Right now, I am sitting in a very quiet room on the campus of the University where I am blessed to teach as an adjunct.  The day began at 3:40 a.m. I woke an hour early and worked my way through a cup of tea and a fresh shave before noticing my mistake.  Time.  Time gained or time lost?
At 5:00, I woke my son so that he could prepare for school and the zero hour that we both share. It begins at 6:23 each morning and thrusts us into another language before most weary eyes begin to quiver themselves awake. While having a short morning prayer and feeding our still …

Water, Tea, and a Spot of Time

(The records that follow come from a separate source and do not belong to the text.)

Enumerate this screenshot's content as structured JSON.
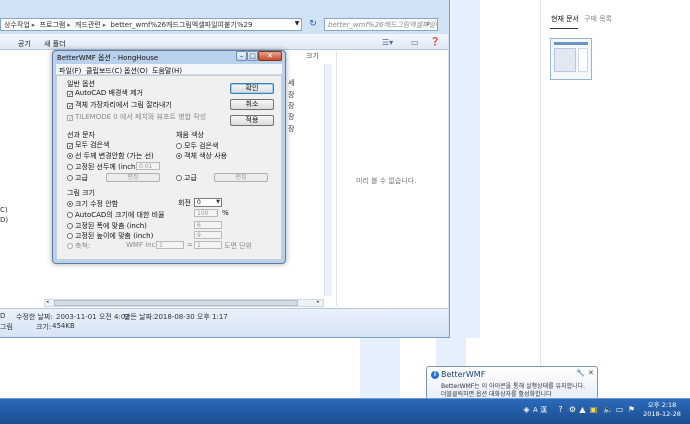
{
  "explorer": {
    "breadcrumb": [
      "상수작업",
      "프로그램",
      "캐드관련",
      "better_wmf%26캐드그림엑셀파일여붙기%29"
    ],
    "search_placeholder": "better_wmf%26캐드그림엑셀파일여붙기...",
    "toolbar": {
      "organize": "공기",
      "new_folder": "새 폴더"
    },
    "column_size": "크기",
    "side_frags": [
      "세",
      "장",
      "장",
      "장",
      "장"
    ],
    "preview_text": "미리 볼 수 없습니다.",
    "left_frags": [
      "C)",
      "D)"
    ],
    "status": {
      "modified_label": "수정한 날짜:",
      "modified_value": "2003-11-01 오전 4:02",
      "created_label": "만든 날짜:",
      "created_value": "2018-08-30 오후 1:17",
      "size_label": "크기:",
      "size_value": "454KB",
      "name_frag": "D",
      "type_frag": "그림"
    }
  },
  "doc_panel": {
    "tab_current": "현재 문서",
    "tab_purchase": "구매 목록"
  },
  "dialog": {
    "title": "BetterWMF 옵션 - HongHouse",
    "menu": [
      "파일(F)",
      "클립보드(C)",
      "옵션(O)",
      "도움말(H)"
    ],
    "general": {
      "title": "일반 옵션",
      "remove_bg": "AutoCAD 배경색 제거",
      "crop": "객체 가장자리에서 그림 잘라내기",
      "tilemode": "TILEMODE 0 에서 페치와 뷰포트 병합 작성"
    },
    "buttons": {
      "ok": "확인",
      "cancel": "취소",
      "apply": "적용"
    },
    "lines": {
      "title": "선과 문자",
      "all_black": "모두 검은색",
      "keep_width": "선 두께 변경안함 (가는 선)",
      "fixed_width": "고정된 선두께 (inch)",
      "fixed_width_value": "0.01",
      "advanced": "고급",
      "edit": "편집"
    },
    "fill": {
      "title": "채움 색상",
      "all_black": "모두 검은색",
      "object_color": "객체 색상 사용",
      "advanced": "고급",
      "edit": "편집"
    },
    "size": {
      "title": "그림 크기",
      "keep": "크기 수정 안함",
      "ratio": "AutoCAD의 크기에 대한 비율",
      "ratio_value": "100",
      "ratio_unit": "%",
      "fit_width": "고정된 폭에 맞춤 (inch)",
      "fit_width_value": "6",
      "fit_height": "고정된 높이에 맞춤 (inch)",
      "fit_height_value": "9",
      "scale": "축척:",
      "wmf_inch": "WMF inch",
      "scale_value_1": "1",
      "equals": "=",
      "scale_value_2": "1",
      "drawing_unit": "도면 단위",
      "rotate_label": "회전",
      "rotate_value": "0"
    }
  },
  "balloon": {
    "title": "BetterWMF",
    "line1": "BetterWMF는 이 아이콘을 통해 실행상태를 유지합니다.",
    "line2": "더블클릭하면 옵션 대화상자를 활성화합니다"
  },
  "taskbar": {
    "ime": "A 漢",
    "time": "오후 2:18",
    "date": "2018-12-28"
  }
}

Life seems full of coincidences.  We run into people just after we think about them.  We hear a song in our heads and shortly thereafter hear it on the radio. Sooner or later; though, what seems at first to be coincidence actually proves to have more purpose.  
Here’s an example…  I recently read the story in John 4 where Jesus was tired on a journey.  Being near Jacob’s well, he stopped for a while to refresh himself with a drink of water.  What came as a result of this water stop was a conversation with a Samaritan woman at that well.
Coincidence? Perhaps, but what came as a result of the conversation was life.  The words exchanged there were nothing less than an example of hospitality, love, care, and a model for us to follow.
Just a few days after reading this passage, I was blessed by an encounter with a student while I was on my way to fill my water bottle.  This student didn’t have the life matters of the woman at the well, but life was indeed weighing her down heavily.  She too was…

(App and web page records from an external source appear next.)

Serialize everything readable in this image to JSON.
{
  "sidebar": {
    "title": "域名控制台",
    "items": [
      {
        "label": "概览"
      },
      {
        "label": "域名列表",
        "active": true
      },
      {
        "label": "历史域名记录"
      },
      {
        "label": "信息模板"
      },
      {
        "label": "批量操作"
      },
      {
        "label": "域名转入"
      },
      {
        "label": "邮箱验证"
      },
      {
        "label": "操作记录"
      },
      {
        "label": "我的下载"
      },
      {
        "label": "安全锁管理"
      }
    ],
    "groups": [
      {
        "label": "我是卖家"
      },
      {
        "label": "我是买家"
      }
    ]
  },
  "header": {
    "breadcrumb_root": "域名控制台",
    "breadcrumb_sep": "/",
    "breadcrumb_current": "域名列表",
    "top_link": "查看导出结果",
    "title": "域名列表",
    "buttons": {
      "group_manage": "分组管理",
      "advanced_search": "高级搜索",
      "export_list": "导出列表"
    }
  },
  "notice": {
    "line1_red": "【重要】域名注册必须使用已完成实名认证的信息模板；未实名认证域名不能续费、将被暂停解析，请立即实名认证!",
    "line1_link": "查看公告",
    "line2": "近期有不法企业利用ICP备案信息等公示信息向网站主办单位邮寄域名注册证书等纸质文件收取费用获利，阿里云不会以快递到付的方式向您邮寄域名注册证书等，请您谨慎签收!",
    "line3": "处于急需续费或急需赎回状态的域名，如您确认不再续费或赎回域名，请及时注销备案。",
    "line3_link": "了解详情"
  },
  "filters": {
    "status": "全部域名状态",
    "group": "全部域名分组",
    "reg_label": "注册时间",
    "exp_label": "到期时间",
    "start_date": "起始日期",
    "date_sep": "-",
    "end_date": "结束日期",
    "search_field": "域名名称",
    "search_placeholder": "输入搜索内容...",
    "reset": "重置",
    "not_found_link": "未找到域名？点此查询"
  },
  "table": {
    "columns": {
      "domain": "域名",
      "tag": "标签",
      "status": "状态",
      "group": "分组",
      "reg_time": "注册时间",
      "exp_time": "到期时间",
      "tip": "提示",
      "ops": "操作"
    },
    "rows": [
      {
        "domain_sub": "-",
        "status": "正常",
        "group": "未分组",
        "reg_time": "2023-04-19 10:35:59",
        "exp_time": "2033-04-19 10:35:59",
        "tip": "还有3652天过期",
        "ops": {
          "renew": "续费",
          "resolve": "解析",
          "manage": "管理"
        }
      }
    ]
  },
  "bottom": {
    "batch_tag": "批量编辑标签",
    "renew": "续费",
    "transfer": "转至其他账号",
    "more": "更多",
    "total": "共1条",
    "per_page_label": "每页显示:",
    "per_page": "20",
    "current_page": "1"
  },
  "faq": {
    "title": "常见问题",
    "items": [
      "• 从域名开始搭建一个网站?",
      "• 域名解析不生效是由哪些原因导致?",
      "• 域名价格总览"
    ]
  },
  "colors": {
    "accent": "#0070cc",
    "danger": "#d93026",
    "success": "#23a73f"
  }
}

Window Streaks and Learning

Early in my marriage, my wife and I would infrequently haul out rolls of paper towel and window spray for the detestable work of washing windows.  One of us worked on the outside and the other from in the house. Inevitably, one of us would tap in the window and point to a streak or spot that the other had missed.  The trouble was that the person with the spot or streak couldn’t see it.  We simply needed to trust each other’s eyes, follow the pointing finger, reapply the spray and wipe a bit longer.   At times the work leads to laughter, sometimes not. Just this week I relearned the wisdom of this lesson again, twice: once in my classroom, once in another venue. Both reminded me of how much I need to continue learning. The classroom application came in a class in which I had been practicing a concept that I had been teaching the students for over two weeks and which would be on an up and coming test.  Though the students could work magic with the concept in a closed context (a school conte…

We each process differently. Speaking and listening in Teaching(or training, or training, or…)

We each process differently.  Speaking and listening in Teaching(or training, or training, or…) Over the years and decades of learning and teaching (and coaching and training…), I have been placed in so many different sets of circumstances in which I needed to stop, look, listen, and reflect about what I was doing. It always came at a time when what I was doing was either not working or not as well as I had hoped. Several weeks ago it happened again. During an evening class, I was pulling out all of the stops to teach a concept to a group of students. They too were putting themselves into the learning.  Yet, despite everyone’s effort, the connection I had hoped my class would make with the material fell short.   At the end of the evening, I asked the group to review and share with me what they had learned, and they did so quite well. Nonetheless, I sensed that their words masked the lack of depth of understanding. Their eyes, on the other hand, revealed all. Upon leaving the building I wa…